(Data extracted from a collection)
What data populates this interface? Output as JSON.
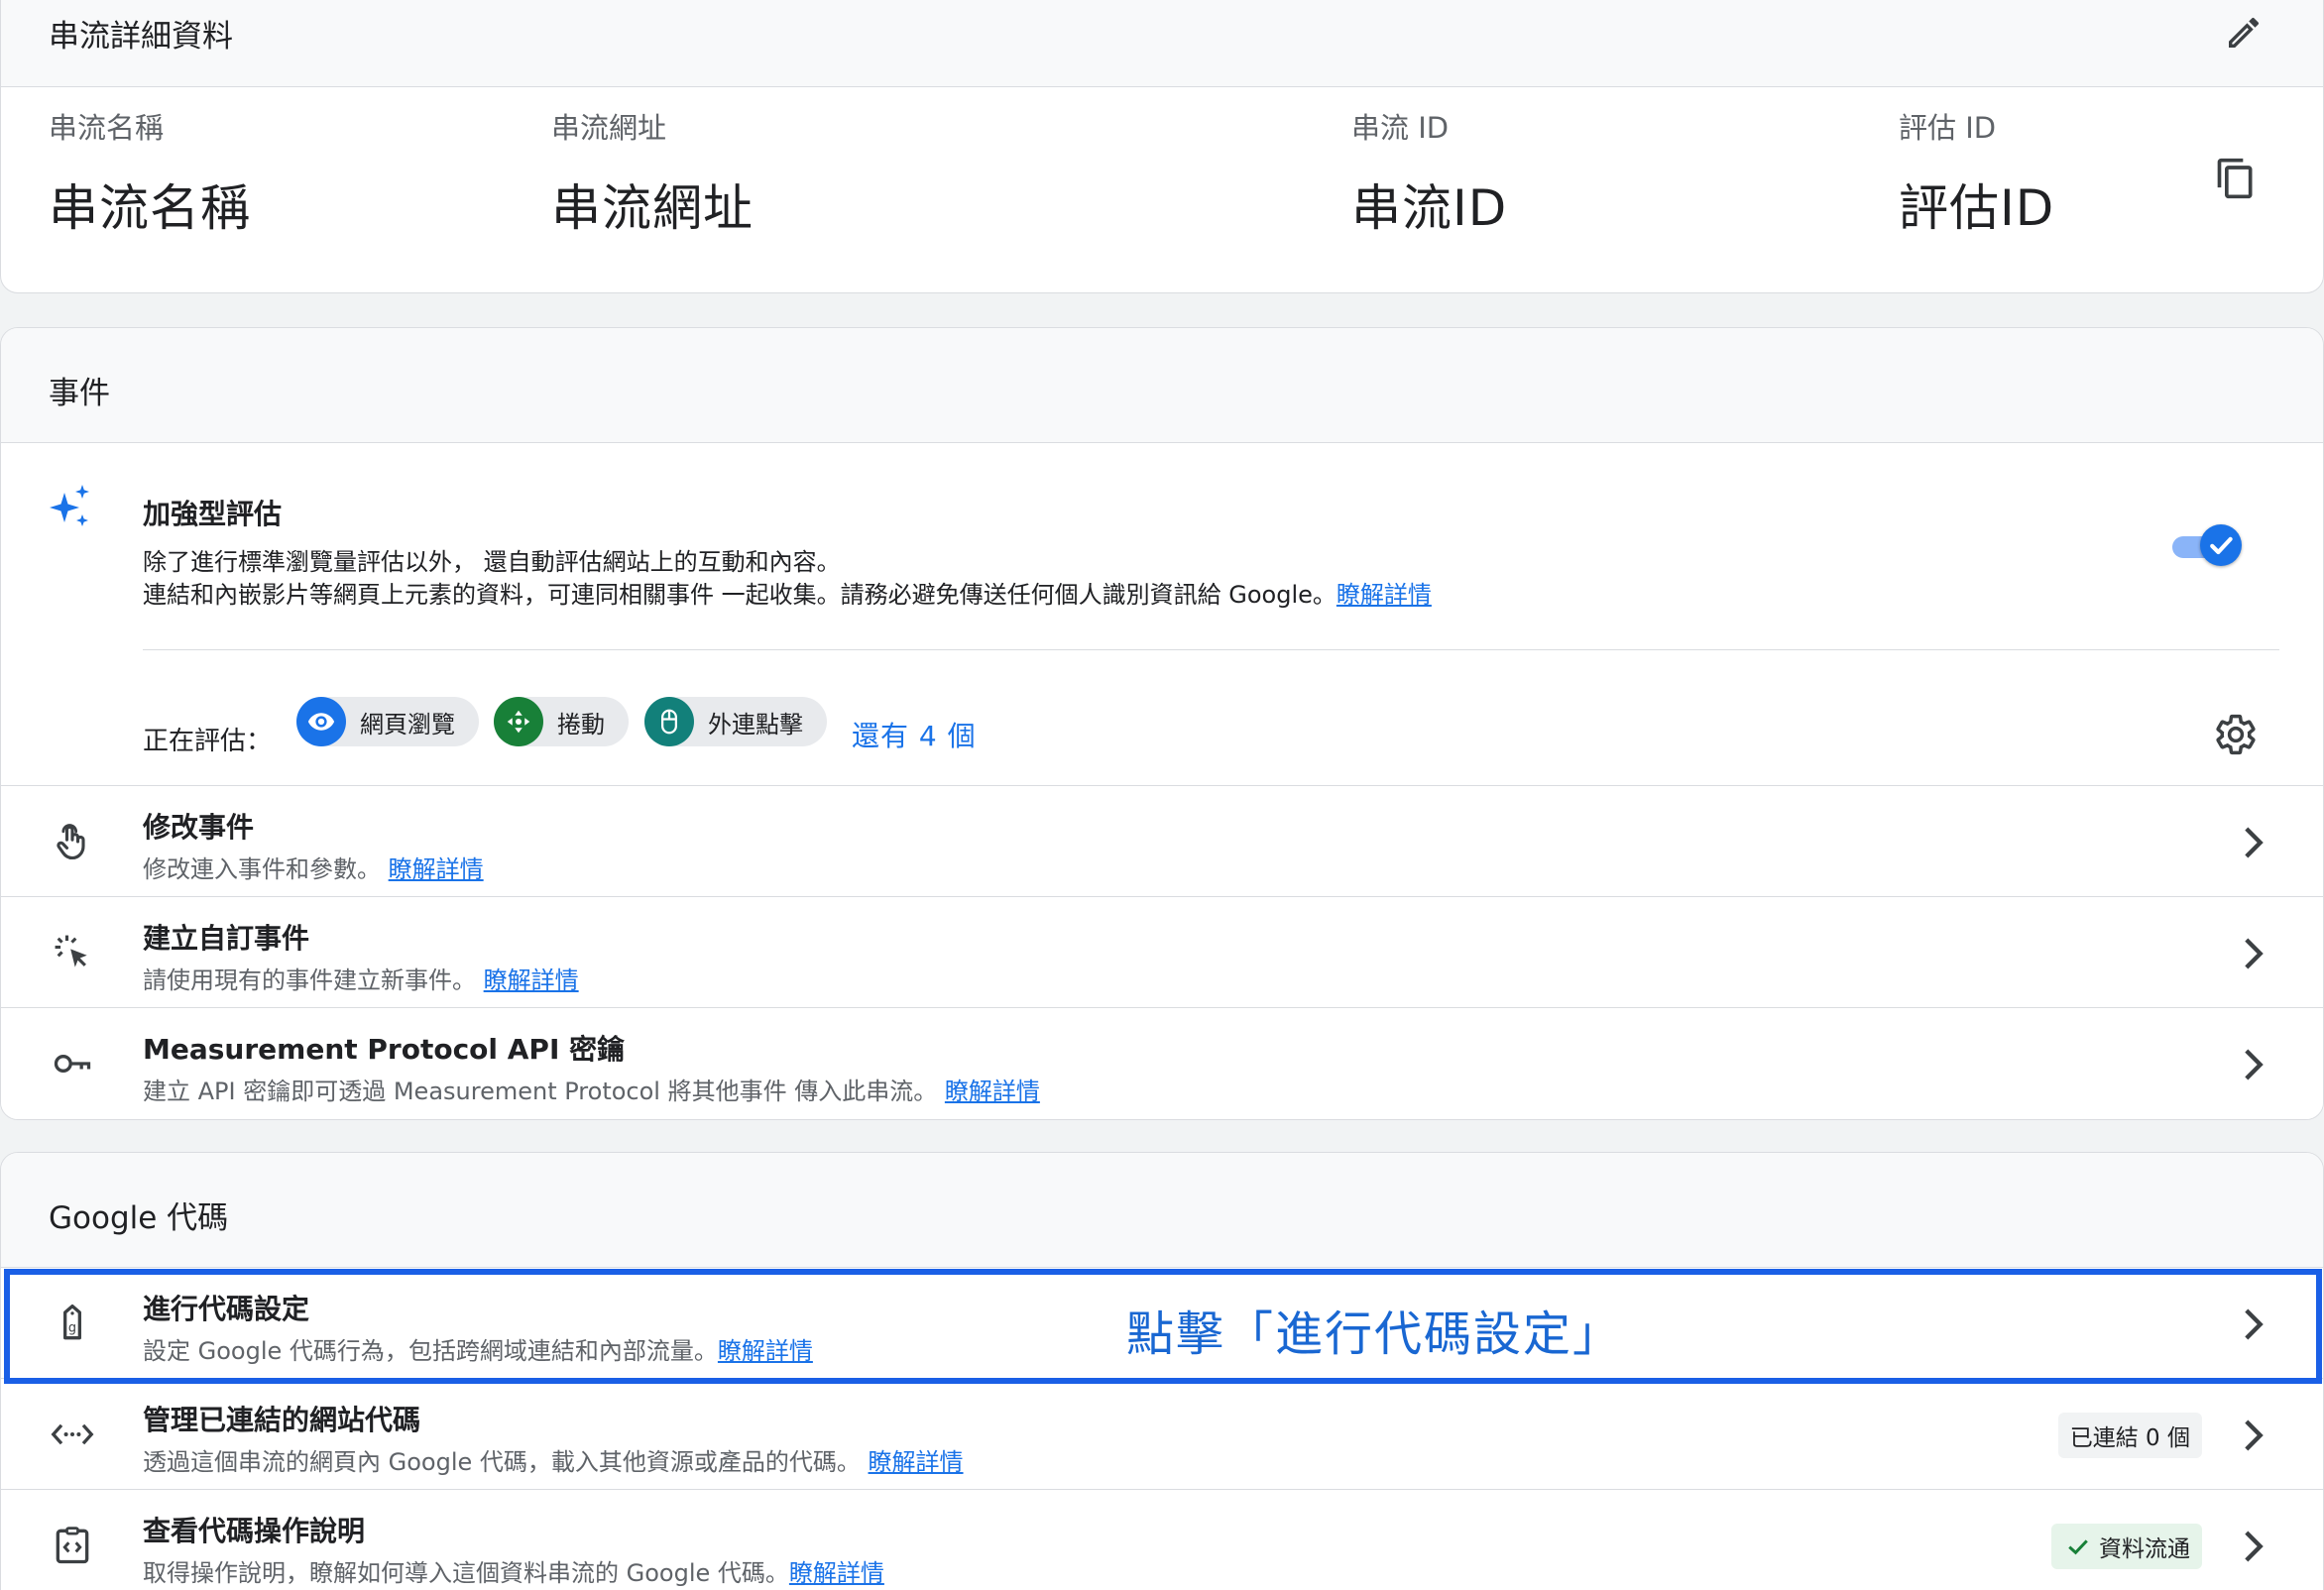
{
  "stream_details": {
    "title": "串流詳細資料",
    "fields": [
      {
        "label": "串流名稱",
        "value": "串流名稱"
      },
      {
        "label": "串流網址",
        "value": "串流網址"
      },
      {
        "label": "串流 ID",
        "value": "串流ID"
      },
      {
        "label": "評估 ID",
        "value": "評估ID"
      }
    ]
  },
  "events": {
    "title": "事件",
    "enhanced": {
      "title": "加強型評估",
      "desc_line1": "除了進行標準瀏覽量評估以外， 還自動評估網站上的互動和內容。",
      "desc_line2": "連結和內嵌影片等網頁上元素的資料，可連同相關事件 一起收集。請務必避免傳送任何個人識別資訊給 Google。",
      "learn_more": "瞭解詳情",
      "toggle_on": true,
      "measuring_label": "正在評估：",
      "chips": [
        {
          "label": "網頁瀏覽",
          "icon": "eye-icon",
          "color": "#1a73e8"
        },
        {
          "label": "捲動",
          "icon": "scroll-arrows-icon",
          "color": "#188038"
        },
        {
          "label": "外連點擊",
          "icon": "mouse-icon",
          "color": "#12807a"
        }
      ],
      "more_link": "還有 4 個"
    },
    "rows": [
      {
        "title": "修改事件",
        "desc": "修改連入事件和參數。",
        "link": "瞭解詳情",
        "icon": "touch-hand-icon"
      },
      {
        "title": "建立自訂事件",
        "desc": "請使用現有的事件建立新事件。",
        "link": "瞭解詳情",
        "icon": "click-cursor-icon"
      },
      {
        "title": "Measurement Protocol API 密鑰",
        "desc": "建立 API 密鑰即可透過 Measurement Protocol 將其他事件 傳入此串流。",
        "link": "瞭解詳情",
        "icon": "key-icon"
      }
    ]
  },
  "google_tag": {
    "title": "Google 代碼",
    "rows": [
      {
        "title": "進行代碼設定",
        "desc": "設定 Google 代碼行為，包括跨網域連結和內部流量。",
        "link": "瞭解詳情",
        "icon": "tag-g-icon"
      },
      {
        "title": "管理已連結的網站代碼",
        "desc": "透過這個串流的網頁內 Google 代碼，載入其他資源或產品的代碼。",
        "link": "瞭解詳情",
        "icon": "code-arrows-icon",
        "badge": "已連結 0 個"
      },
      {
        "title": "查看代碼操作說明",
        "desc": "取得操作說明，瞭解如何導入這個資料串流的 Google 代碼。",
        "link": "瞭解詳情",
        "icon": "clipboard-code-icon",
        "badge": "資料流通",
        "badge_color": "#e6f4ea"
      }
    ]
  },
  "annotation": "點擊「進行代碼設定」",
  "colors": {
    "accent": "#1a73e8",
    "highlight": "#1a5fe6",
    "green": "#188038"
  }
}
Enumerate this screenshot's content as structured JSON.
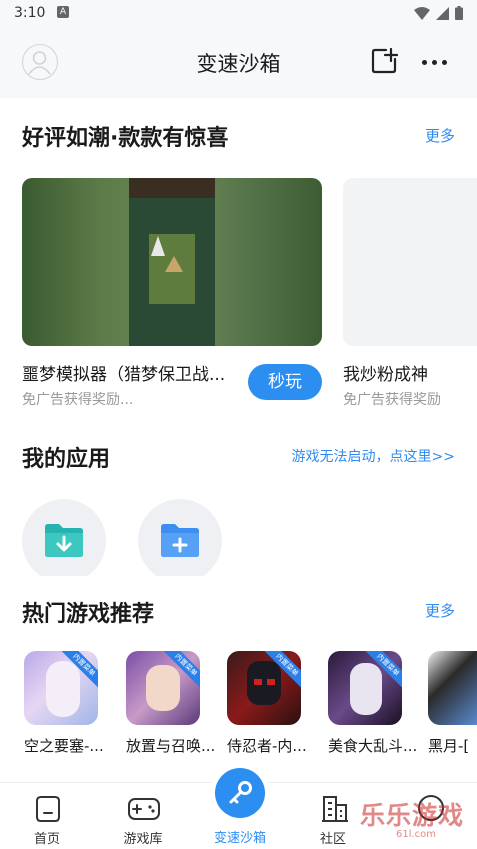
{
  "status": {
    "time": "3:10",
    "notification": "A"
  },
  "header": {
    "title": "变速沙箱"
  },
  "featured": {
    "title": "好评如潮·款款有惊喜",
    "more": "更多",
    "cards": [
      {
        "name": "噩梦模拟器（猎梦保卫战...",
        "subtitle": "免广告获得奖励...",
        "button": "秒玩"
      },
      {
        "name": "我炒粉成神",
        "subtitle": "免广告获得奖励"
      }
    ]
  },
  "my_apps": {
    "title": "我的应用",
    "link": "游戏无法启动，点这里>>"
  },
  "hot_games": {
    "title": "热门游戏推荐",
    "more": "更多",
    "items": [
      {
        "name": "空之要塞-...",
        "badge": "内置菜单"
      },
      {
        "name": "放置与召唤...",
        "badge": "内置菜单"
      },
      {
        "name": "侍忍者-内...",
        "badge": "内置菜单"
      },
      {
        "name": "美食大乱斗...",
        "badge": "内置菜单"
      },
      {
        "name": "黑月-["
      }
    ]
  },
  "nav": {
    "items": [
      {
        "label": "首页"
      },
      {
        "label": "游戏库"
      },
      {
        "label": "变速沙箱"
      },
      {
        "label": "社区"
      }
    ]
  },
  "watermark": {
    "text": "乐乐游戏",
    "sub": "61l.com"
  },
  "colors": {
    "accent": "#2b8ef0",
    "link": "#2f8cf0",
    "teal": "#25b3b0",
    "folder_blue": "#3c8ef0"
  }
}
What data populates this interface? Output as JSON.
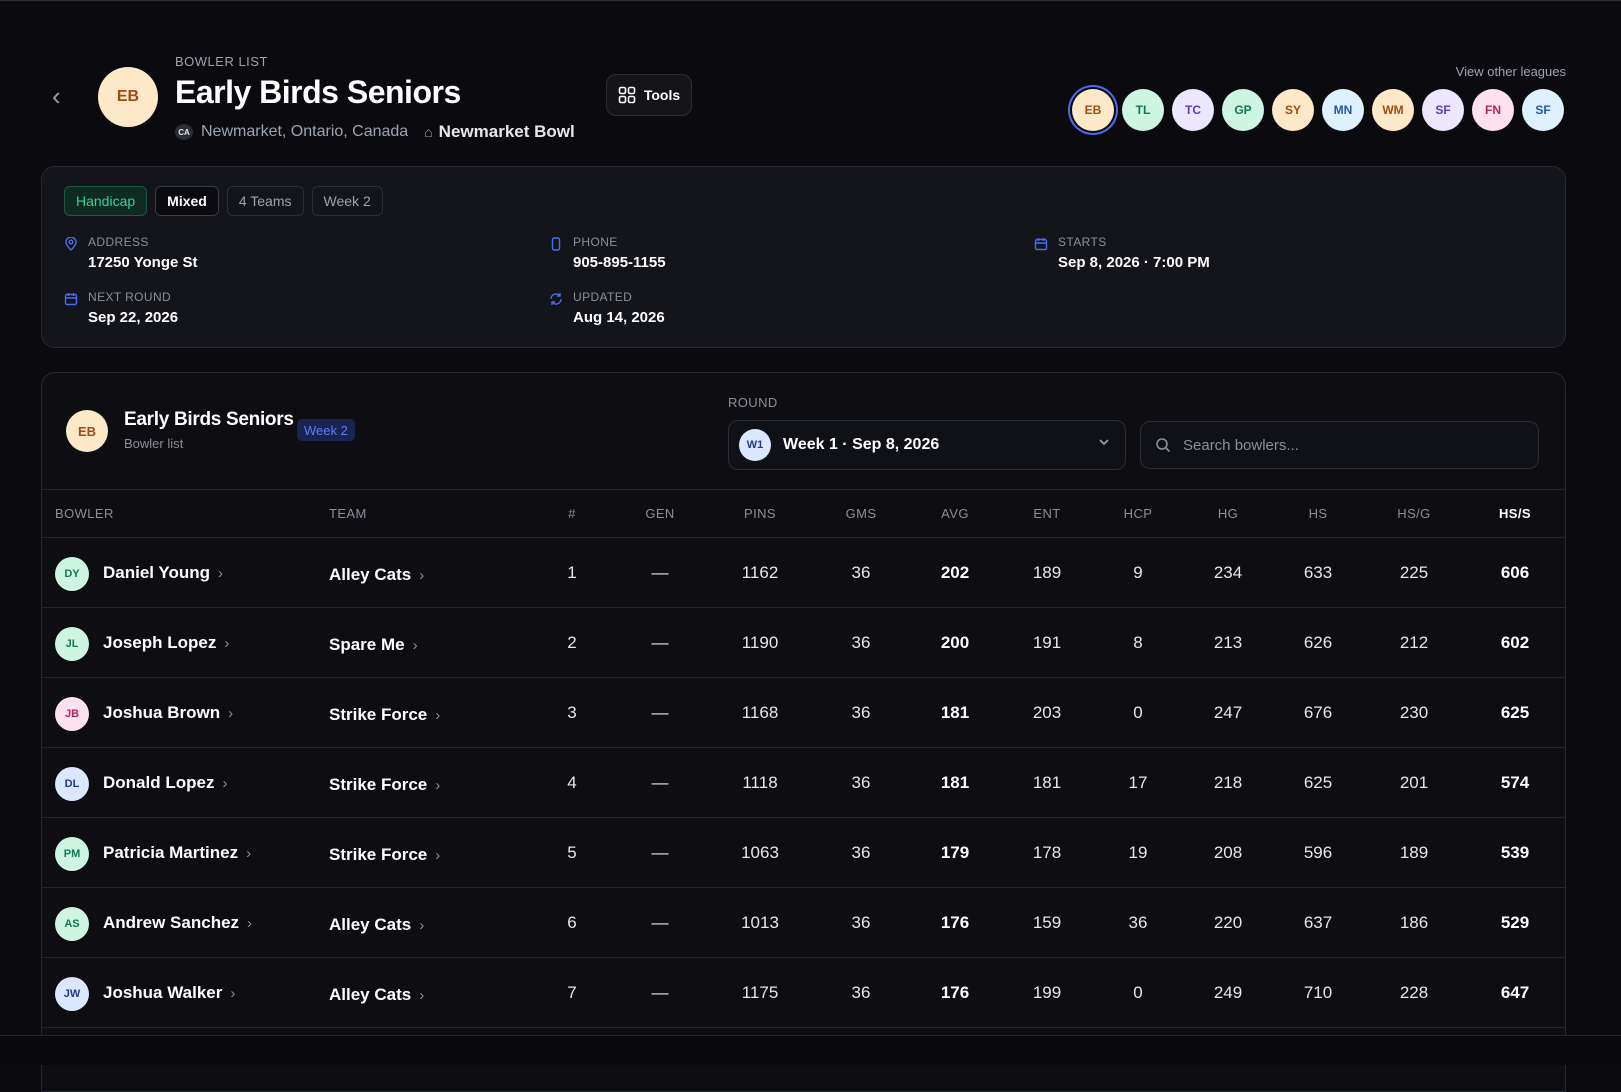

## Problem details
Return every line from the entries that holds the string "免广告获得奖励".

## Output for this task
        "subtitle": "免广告获得奖励...",
        "subtitle": "免广告获得奖励"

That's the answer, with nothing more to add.